Thanksgiving is known for quality time around the table with friends and family — and for its large portions of indulgent dishes.
It’s ridiculously easy to overeat when faced with so many delicious foods — the average Thanksgiving meal contains a whopping 3,000 to 4,500 calories — and there's more to it than that inviting menu.
“The holidays are time of joy as well as stress, so emotional overeating is a common problem,” says Elizabeth Simkus, NP, medical director of the RUSH Prevention Center and co-director of the Center for Metabolic Diseases. “Overindulging during the long holiday season can wreak havoc on your health and derail your health goals.”
So as we head into the season of eating, here are some tips to lighten up some of your favorite dishes and resist the urge to overindulge.
‘Trim what you can’
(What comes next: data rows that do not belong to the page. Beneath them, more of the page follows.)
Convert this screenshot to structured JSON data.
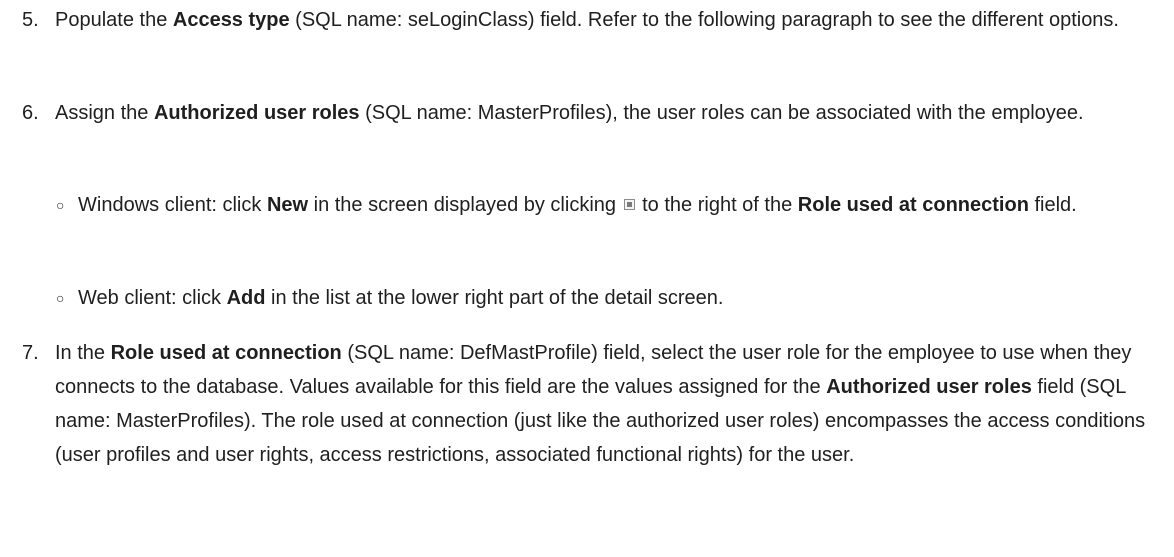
{
  "steps": [
    {
      "number": "5.",
      "parts": [
        "Populate the ",
        "Access type",
        " (SQL name: seLoginClass) field. Refer to the following paragraph to see the different options."
      ]
    },
    {
      "number": "6.",
      "parts": [
        "Assign the ",
        "Authorized user roles",
        " (SQL name: MasterProfiles), the user roles can be associated with the employee."
      ],
      "subitems": [
        {
          "bullet": "○",
          "parts": [
            "Windows client: click ",
            "New",
            " in the screen displayed by clicking ",
            "to the right of the ",
            "Role used at connection",
            " field."
          ],
          "icon": "browse-button-icon"
        },
        {
          "bullet": "○",
          "parts": [
            "Web client: click ",
            "Add",
            " in the list at the lower right part of the detail screen."
          ]
        }
      ]
    },
    {
      "number": "7.",
      "parts": [
        "In the ",
        "Role used at connection",
        " (SQL name: DefMastProfile) field, select the user role for the employee to use when they connects to the database. Values available for this field are the values assigned for the ",
        "Authorized user roles",
        " field (SQL name: MasterProfiles). The role used at connection (just like the authorized user roles) encompasses the access conditions (user profiles and user rights, access restrictions, associated functional rights) for the user."
      ]
    }
  ]
}
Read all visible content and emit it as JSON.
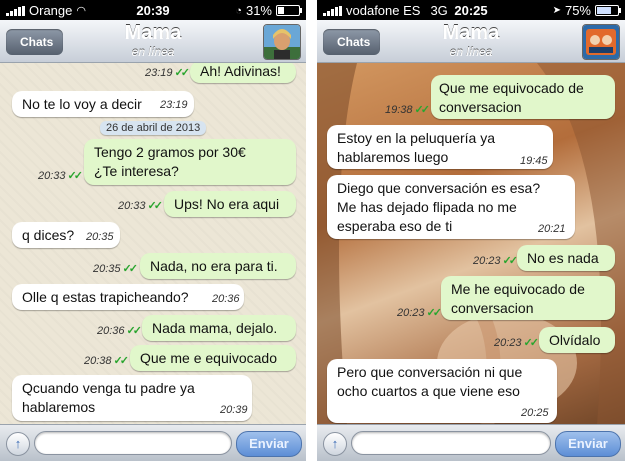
{
  "left": {
    "status": {
      "carrier": "Orange",
      "time": "20:39",
      "battery": "31%",
      "battery_level": 0.31
    },
    "nav": {
      "back": "Chats",
      "title": "Mama",
      "subtitle": "en línea"
    },
    "date_pill": "26 de abril de 2013",
    "messages": [
      {
        "dir": "out",
        "text": "Ah! Adivinas!",
        "time": "23:19"
      },
      {
        "dir": "in",
        "text": "No te lo voy a decir",
        "time": "23:19"
      },
      {
        "dir": "out",
        "text": "Tengo 2 gramos por 30€ ¿Te interesa?",
        "time": "20:33"
      },
      {
        "dir": "out",
        "text": "Ups! No era aqui",
        "time": "20:33"
      },
      {
        "dir": "in",
        "text": "q dices?",
        "time": "20:35"
      },
      {
        "dir": "out",
        "text": "Nada, no era para ti.",
        "time": "20:35"
      },
      {
        "dir": "in",
        "text": "Olle q estas trapicheando?",
        "time": "20:36"
      },
      {
        "dir": "out",
        "text": "Nada mama, dejalo.",
        "time": "20:36"
      },
      {
        "dir": "out",
        "text": "Que me e equivocado",
        "time": "20:38"
      },
      {
        "dir": "in",
        "text": "Qcuando venga tu padre ya hablaremos",
        "time": "20:39"
      }
    ],
    "send": "Enviar"
  },
  "right": {
    "status": {
      "carrier": "vodafone ES",
      "network": "3G",
      "time": "20:25",
      "battery": "75%",
      "battery_level": 0.75
    },
    "nav": {
      "back": "Chats",
      "title": "Mama",
      "subtitle": "en línea"
    },
    "messages": [
      {
        "dir": "out",
        "text": "Que me equivocado de conversacion",
        "time": "19:38"
      },
      {
        "dir": "in",
        "text": "Estoy en la peluquería ya hablaremos luego",
        "time": "19:45"
      },
      {
        "dir": "in",
        "text": "Diego que  conversación es esa? Me has dejado flipada no me esperaba eso de ti",
        "time": "20:21"
      },
      {
        "dir": "out",
        "text": "No es nada",
        "time": "20:23"
      },
      {
        "dir": "out",
        "text": "Me he equivocado de conversacion",
        "time": "20:23"
      },
      {
        "dir": "out",
        "text": "Olvídalo",
        "time": "20:23"
      },
      {
        "dir": "in",
        "text": "Pero que conversación ni que ocho cuartos a que viene eso",
        "time": "20:25"
      }
    ],
    "send": "Enviar"
  }
}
When cooking your holiday meal, Simkus suggests thinking of ways to cut back on fat, salt and sugar.
“Many favorite Thanksgiving side dishes combine a lot of carbohydrates with a heavy amount of fat and salt, so trim what you can,” she says.
To reduce sodium:
- Use reduced sodium, or unsalted chicken broth or stock when making mashed potatoes or stuffing.
- Add flavor with herbs and spices like rosemary, thyme and garlic instead of salt.
- Canned vegetables tend to be high in sodium, so read the labels and choose low sodium varieties. Or opt for fresh or frozen veggies instead.
- Avoid packaged and processed foods, which are higher in sodium. “It’s better to make food from scratch, so you can control what goes into the recipe,” Simkus says.
To cut sugar:
- Start by reducing the sugar by one quarter. If you're satisfied with the taste and texture, try cutting the sugar in half. This can save you approximately 200 to 400 calories (for ¼ cup and ½ cup of sugar, respectively) per recipe.
- Tip: If you replace oil with yogurt, applesauce or prune puree in your recipe, you'll be adding some natural sweetness, which can help offset the missing sugar.
To trim fat:
- When baking, try using applesauce, plain low-fat yogurt or prune puree in any recipe that calls for oil. Applesauce and yogurt work really well as an oil substitute in baked goods like cakes, brownies and cupcakes. When swapping out oil for applesauce, use half of the amount of oil indicated in the recipe
- When preparing your turkey, skip the deep fryer. Instead, roast your turkey, and coat the skin with olive oil instead of butter to avoid extra saturated fats. You'll also save calories and fat by eating white meat instead of dark.
- When making mashed potatoes, use skim milk instead of whole milk, and add low-fat sour cream or low-fat cream cheese to provide extra flavor instead of butter. As with the turkey, don't overindulge: Stick with a small scoop of potatoes, and don't have seconds.
Other helpful tips
Simkus provides other ways to keep your Thanksgiving meal healthy — whether you’re hosting or going someone’s house:
- Don’t “save calories” before the big meal. You don’t want to go to Thanksgiving dinner overly hungry because then it is harder to monitor portion sizes and choices.
- Decide ahead of time what treat you’ll have and which you’ll let pass by. Which do you want more, the slice of pie or the glass of wine, dinner roll or cake?
- Fill half of your plate with veggies. “Start by filling half your plate with vegetables before adding the other items,” Simkus says. “Then eat your veggies first.” This will help keep you full, so you are not as likely to overindulge.
- Have to-go boxes to hand out, and freeze what is left behind, if you’re hosting. You can meal plan with those leftovers, too.
- Be sure to include a healthy dish in your menu and be creative. Maybe grill sweet potatoes with a little olive oil instead of baking them into a casserole with marshmallows, butter and brown sugar.
- Bring a healthy dish to pass. If you’re going to someone else’s home, bring something you know will be helpful to you and others and that tastes good, such as a salad or a healthier side dish like cauliflower macaroni and cheese.
- Be mindful this holiday season. “It’s easy to get distracted and overeat in the excitement of the day,” Simkus says. “Having the right mindset and a plan can help you enjoy the holiday without losing control.”